The Charles Koch Foundation supports research that spurs social progress, contributing to a society of mutual benefit and supports proposals from individuals seeking innovative solutions. The Foundation generally does not provide support for overhead in grants made to universities, colleges, or other similar institutions. Focus areas include: Criminal Justice Reform, Toleration & Free Speech, Foreign Policy, Economic Freedom, Technology & Innovation, K–12 Education. Rolling LOI deadline.
The Henry Luce Foundation – rolling LOI deadline
The Higher Education program today makes only a small number of grants each year. These grants primarily support projects involving faculty in the humanities and qualitative social sciences. The Luce Foundation’s Theology program aims to advance understanding of religion and theology. Through grants to seminaries, divinity schools, and research universities, the program supports the work of scholars, cultivates the next generation of leaders, and promotes public engagement. The program supports projects whose engagements extend into a variety of settings—from religious communities and academic fields to activist networks and media venues. Emphasis is placed on projects that cross religious, disciplinary, and geographic borders, and on scholarship that is theoretically sophisticated, historically informed, critically reflexive, and practically invested. Particular attention is given to work that rethinks what theology is and reimagines its contemporary significance; to research that creatively examines received assumptions about religion, secularity, and public culture; and to projects located at the intersections of theological inquiry and the multidisciplinary study of religion.
Public Welfare Foundation – Public Affairs, Criminal Justice, Anthropology and Sociology, Social Work
Public Welfare Foundation awards grants to nonprofits that honor the Foundation’s core values of racial equity, economic well-being, and fundamental fairness for all. The Foundation looks for strategic points where its funds can make a significant difference and improve lives through policy and system reform that results in transformative change. General Support Grants are for day-to-day operating costs or to further the work of your organization. These grants are not earmarked for a particular program or project. Program or Project Support Grants support a specific program or activity of the organization. These are restricted grants and must be used for that program or project. Special Opportunities Grants Program supports projects reflecting the Foundation’s mission and underlying values. These are one-time only grants that are especially timely and compelling. At times, this kind of grant serves as a laboratory for new ideas.

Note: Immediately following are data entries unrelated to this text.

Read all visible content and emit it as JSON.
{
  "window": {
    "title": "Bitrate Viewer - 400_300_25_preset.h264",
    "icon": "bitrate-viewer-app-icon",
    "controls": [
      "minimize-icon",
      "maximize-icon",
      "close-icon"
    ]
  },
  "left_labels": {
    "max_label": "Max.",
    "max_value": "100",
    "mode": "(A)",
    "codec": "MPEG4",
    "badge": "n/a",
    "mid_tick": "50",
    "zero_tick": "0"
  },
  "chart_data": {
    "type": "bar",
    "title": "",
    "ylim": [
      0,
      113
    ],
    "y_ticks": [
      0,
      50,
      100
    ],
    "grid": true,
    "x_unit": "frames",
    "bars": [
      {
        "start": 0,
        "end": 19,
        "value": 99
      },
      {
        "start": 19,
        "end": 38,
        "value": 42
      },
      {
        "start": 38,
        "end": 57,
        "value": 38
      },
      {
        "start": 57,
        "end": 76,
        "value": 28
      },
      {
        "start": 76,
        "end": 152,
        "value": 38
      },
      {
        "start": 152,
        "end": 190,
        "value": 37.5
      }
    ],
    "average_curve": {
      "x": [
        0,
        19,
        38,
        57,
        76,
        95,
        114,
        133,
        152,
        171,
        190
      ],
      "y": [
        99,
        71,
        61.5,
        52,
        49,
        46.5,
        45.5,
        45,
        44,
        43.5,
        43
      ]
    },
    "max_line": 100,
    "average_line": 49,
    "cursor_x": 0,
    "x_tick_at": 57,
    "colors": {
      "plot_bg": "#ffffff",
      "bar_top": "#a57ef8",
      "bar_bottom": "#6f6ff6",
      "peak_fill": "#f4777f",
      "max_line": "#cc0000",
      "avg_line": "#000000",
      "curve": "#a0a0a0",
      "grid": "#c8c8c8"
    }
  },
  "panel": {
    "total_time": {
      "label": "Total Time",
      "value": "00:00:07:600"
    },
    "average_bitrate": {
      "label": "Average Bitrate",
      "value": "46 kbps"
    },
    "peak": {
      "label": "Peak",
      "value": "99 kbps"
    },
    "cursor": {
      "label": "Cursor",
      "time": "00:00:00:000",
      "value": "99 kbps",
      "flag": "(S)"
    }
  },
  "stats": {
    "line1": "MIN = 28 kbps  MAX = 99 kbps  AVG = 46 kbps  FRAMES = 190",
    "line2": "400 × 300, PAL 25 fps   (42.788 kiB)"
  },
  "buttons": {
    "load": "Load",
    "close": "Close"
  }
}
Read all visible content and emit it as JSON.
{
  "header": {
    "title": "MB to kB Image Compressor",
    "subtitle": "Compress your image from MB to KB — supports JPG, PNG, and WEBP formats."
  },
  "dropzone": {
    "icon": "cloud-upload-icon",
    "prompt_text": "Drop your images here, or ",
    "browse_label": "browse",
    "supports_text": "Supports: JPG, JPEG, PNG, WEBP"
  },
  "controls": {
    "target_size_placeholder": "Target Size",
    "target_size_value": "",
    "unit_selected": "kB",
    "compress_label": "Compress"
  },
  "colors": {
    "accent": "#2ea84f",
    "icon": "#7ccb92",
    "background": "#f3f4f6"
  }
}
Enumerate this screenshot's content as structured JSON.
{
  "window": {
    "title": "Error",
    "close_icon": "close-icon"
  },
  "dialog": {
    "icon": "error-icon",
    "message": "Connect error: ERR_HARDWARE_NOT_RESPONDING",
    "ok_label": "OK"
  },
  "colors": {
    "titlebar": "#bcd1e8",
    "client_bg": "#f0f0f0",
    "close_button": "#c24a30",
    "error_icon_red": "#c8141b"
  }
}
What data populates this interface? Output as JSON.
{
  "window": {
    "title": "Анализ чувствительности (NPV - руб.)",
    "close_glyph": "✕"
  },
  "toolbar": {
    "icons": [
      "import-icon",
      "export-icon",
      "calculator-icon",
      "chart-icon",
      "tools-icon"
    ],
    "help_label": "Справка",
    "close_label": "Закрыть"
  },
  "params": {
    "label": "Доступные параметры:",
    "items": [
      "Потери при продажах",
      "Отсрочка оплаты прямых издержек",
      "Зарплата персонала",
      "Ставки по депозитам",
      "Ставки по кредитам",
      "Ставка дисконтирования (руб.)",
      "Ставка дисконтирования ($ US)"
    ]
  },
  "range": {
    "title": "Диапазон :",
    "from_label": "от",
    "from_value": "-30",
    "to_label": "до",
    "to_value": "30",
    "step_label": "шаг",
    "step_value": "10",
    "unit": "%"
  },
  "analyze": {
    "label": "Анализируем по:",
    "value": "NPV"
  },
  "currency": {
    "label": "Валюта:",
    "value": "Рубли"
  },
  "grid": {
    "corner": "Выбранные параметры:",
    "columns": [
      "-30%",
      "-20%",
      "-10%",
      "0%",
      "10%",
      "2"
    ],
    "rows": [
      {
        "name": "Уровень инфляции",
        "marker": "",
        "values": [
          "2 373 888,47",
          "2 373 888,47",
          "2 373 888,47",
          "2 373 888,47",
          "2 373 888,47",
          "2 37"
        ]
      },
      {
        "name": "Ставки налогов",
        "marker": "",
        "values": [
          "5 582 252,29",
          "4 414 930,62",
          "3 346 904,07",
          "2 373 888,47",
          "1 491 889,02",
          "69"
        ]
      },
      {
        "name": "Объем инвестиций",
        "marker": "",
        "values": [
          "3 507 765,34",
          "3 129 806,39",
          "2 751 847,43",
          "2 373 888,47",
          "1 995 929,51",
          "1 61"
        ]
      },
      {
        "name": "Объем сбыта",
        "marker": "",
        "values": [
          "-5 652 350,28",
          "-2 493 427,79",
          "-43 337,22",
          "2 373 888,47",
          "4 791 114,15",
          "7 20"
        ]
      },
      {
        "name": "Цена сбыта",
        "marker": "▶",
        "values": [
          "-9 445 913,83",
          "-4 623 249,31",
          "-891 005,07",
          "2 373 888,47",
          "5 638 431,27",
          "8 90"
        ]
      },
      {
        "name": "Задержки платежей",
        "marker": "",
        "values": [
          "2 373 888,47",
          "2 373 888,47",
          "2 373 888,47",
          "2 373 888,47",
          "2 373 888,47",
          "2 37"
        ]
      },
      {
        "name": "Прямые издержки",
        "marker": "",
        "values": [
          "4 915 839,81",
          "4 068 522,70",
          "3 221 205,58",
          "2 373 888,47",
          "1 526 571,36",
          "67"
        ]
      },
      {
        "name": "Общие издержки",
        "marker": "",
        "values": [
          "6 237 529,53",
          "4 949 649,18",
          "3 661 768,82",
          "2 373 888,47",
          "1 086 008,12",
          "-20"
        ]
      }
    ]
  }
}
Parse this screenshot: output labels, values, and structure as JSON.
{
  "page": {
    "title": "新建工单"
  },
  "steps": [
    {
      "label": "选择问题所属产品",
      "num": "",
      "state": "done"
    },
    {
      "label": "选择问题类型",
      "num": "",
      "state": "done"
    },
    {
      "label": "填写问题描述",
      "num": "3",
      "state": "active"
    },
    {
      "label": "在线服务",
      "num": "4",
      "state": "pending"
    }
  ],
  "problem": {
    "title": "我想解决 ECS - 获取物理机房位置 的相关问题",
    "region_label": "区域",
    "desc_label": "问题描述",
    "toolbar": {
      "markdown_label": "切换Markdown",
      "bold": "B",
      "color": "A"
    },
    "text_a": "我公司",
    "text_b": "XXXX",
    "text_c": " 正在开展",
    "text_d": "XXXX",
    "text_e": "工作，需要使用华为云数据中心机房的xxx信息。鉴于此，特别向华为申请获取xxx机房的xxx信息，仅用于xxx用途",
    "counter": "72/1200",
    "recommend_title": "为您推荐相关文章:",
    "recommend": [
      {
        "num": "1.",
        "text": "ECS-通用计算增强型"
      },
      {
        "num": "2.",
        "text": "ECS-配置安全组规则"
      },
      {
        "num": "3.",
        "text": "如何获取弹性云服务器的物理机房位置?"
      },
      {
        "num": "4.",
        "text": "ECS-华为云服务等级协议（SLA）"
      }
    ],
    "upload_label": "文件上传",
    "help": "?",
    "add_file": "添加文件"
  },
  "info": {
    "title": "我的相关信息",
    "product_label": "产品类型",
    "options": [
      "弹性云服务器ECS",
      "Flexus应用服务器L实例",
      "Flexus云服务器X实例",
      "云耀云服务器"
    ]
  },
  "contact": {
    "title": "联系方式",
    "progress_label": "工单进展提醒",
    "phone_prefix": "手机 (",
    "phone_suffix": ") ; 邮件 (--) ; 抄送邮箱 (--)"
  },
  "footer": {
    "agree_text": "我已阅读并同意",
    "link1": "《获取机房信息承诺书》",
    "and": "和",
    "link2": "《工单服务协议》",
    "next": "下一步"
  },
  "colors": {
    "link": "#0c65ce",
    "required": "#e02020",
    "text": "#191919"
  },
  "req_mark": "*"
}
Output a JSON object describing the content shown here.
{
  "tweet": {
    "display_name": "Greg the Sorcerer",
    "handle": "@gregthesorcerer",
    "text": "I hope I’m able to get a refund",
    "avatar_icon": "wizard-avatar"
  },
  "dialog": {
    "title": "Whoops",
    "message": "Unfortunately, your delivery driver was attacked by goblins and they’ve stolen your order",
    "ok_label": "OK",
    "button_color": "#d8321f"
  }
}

Current funding priorities include: Criminal Justice (Sentencing Reform, Community Reinvestment), Youth Justice (Closing Youth Prisons, Racial Disparities, Raising the Age), Legacy Initiatives (Civil Legal Aid, Workers’ Rights) and Special Opportunities (Race, Redemption, and Restoration). Rolling LOI deadline.
Smith Richardson Foundation – Public Affairs, Political Science
The mission of the Smith Richardson Foundation is to contribute to important public debates and to address serious public policy challenges facing the United States. The Foundation seeks to help ensure the vitality of our social, economic, and governmental institutions. It also seeks to assist with the development of effective policies to compete internationally and to advance U.S. interests and values abroad. Rolling deadline for LOI.
Though your professional organizations and colleagues, have you learned of a funding opportunity that isn’t listed? If you have a potential funding/sponsorship opportunity to share with our community, please complete the information below. Sarah Bricknell will review the funder and contact you with any questions. Thank you for sharing and helping to build our database of funding opportunities.